- _The problem_:
Find the lines of data that contain the string "ears", then list them.

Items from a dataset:
- Opening Delimiter -

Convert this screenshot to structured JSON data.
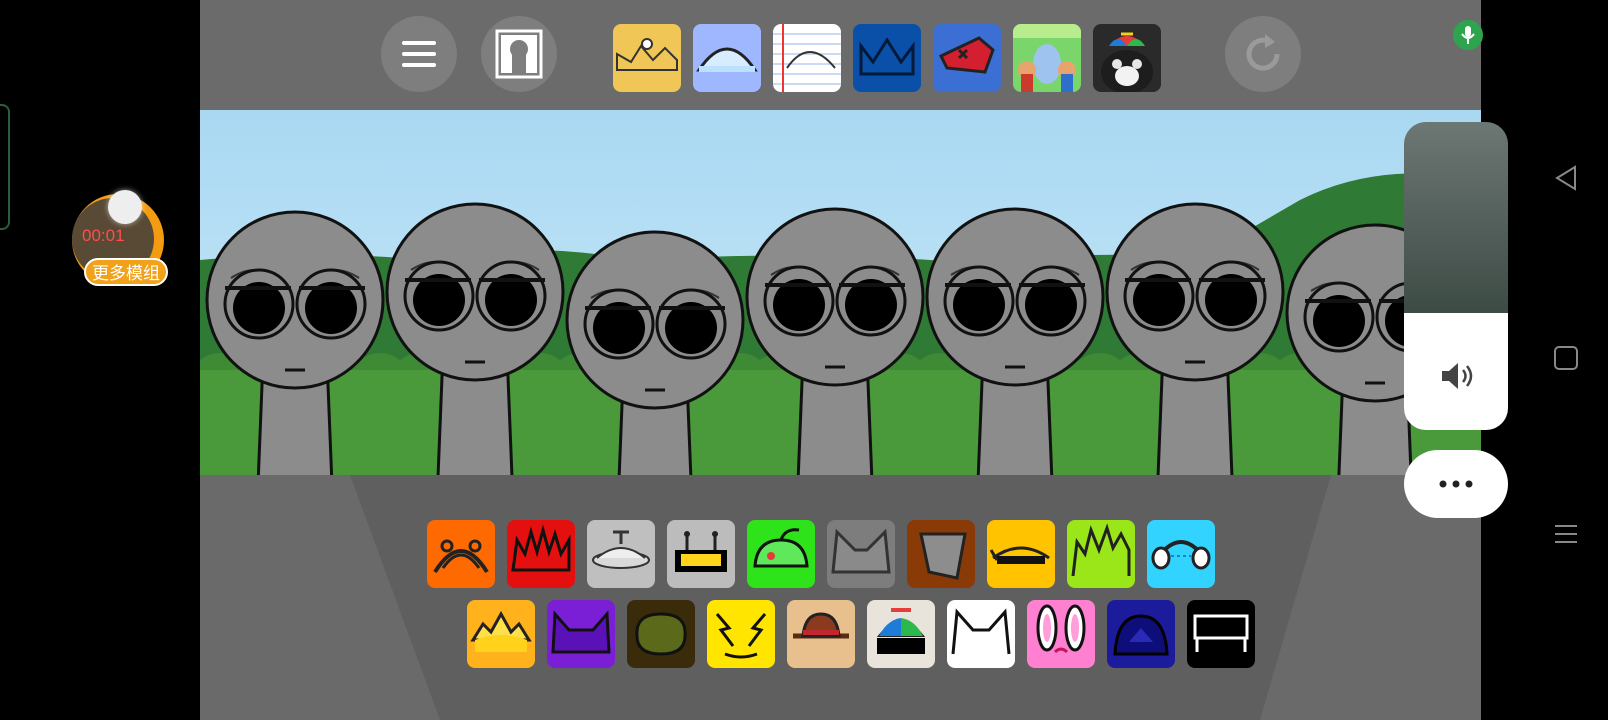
{
  "recorder": {
    "time": "00:01",
    "badge": "更多模组"
  },
  "toolbar": {
    "menu_icon": "hamburger-menu-icon",
    "frame_icon": "keyhole-frame-icon",
    "reset_icon": "refresh-icon",
    "mod_slots": [
      "yellow-crown-mod",
      "blue-dome-mod",
      "notebook-paper-mod",
      "dark-blue-crown-mod",
      "red-blue-hat-mod",
      "green-characters-mod",
      "cat-propeller-mod"
    ]
  },
  "scene": {
    "characters": [
      "character-1",
      "character-2",
      "character-3",
      "character-4",
      "character-5",
      "character-6",
      "character-7"
    ]
  },
  "palette": {
    "row1": [
      {
        "name": "orange-antenna-sound",
        "bg": "#ff6a00"
      },
      {
        "name": "red-spiky-sound",
        "bg": "#e41010"
      },
      {
        "name": "silver-plate-sound",
        "bg": "#bfbfbf"
      },
      {
        "name": "robot-visor-sound",
        "bg": "#bcbcbc"
      },
      {
        "name": "green-pepper-sound",
        "bg": "#2fe31a"
      },
      {
        "name": "grey-cat-ears-sound",
        "bg": "#7d7d7d"
      },
      {
        "name": "brown-bucket-sound",
        "bg": "#8a3a06"
      },
      {
        "name": "yellow-visor-sound",
        "bg": "#ffc300"
      },
      {
        "name": "lime-hair-sound",
        "bg": "#9ae618"
      },
      {
        "name": "blue-headphones-sound",
        "bg": "#33d3ff"
      }
    ],
    "row2": [
      {
        "name": "sunrise-crown-sound",
        "bg": "#ffb21c"
      },
      {
        "name": "purple-horns-sound",
        "bg": "#7b1fd6"
      },
      {
        "name": "olive-bush-sound",
        "bg": "#3a2b0a"
      },
      {
        "name": "yellow-lightning-sound",
        "bg": "#ffe500"
      },
      {
        "name": "fedora-sound",
        "bg": "#e8c08e"
      },
      {
        "name": "propeller-cap-sound",
        "bg": "#e8e4dc"
      },
      {
        "name": "white-cat-ears-sound",
        "bg": "#ffffff"
      },
      {
        "name": "pink-bunny-sound",
        "bg": "#ff7fd0"
      },
      {
        "name": "navy-dome-sound",
        "bg": "#1b1b9c"
      },
      {
        "name": "black-bench-sound",
        "bg": "#000000"
      }
    ]
  },
  "side_controls": {
    "volume_level": 0.38,
    "volume_icon": "speaker-icon",
    "more_icon": "more-dots-icon",
    "mic_icon": "microphone-icon"
  },
  "android_nav": {
    "back_icon": "back-triangle-icon",
    "home_icon": "home-square-icon",
    "menu_icon": "menu-lines-icon"
  }
}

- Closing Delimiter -

- _Exercise output_:
        "name": "grey-cat-ears-sound",
        "name": "white-cat-ears-sound",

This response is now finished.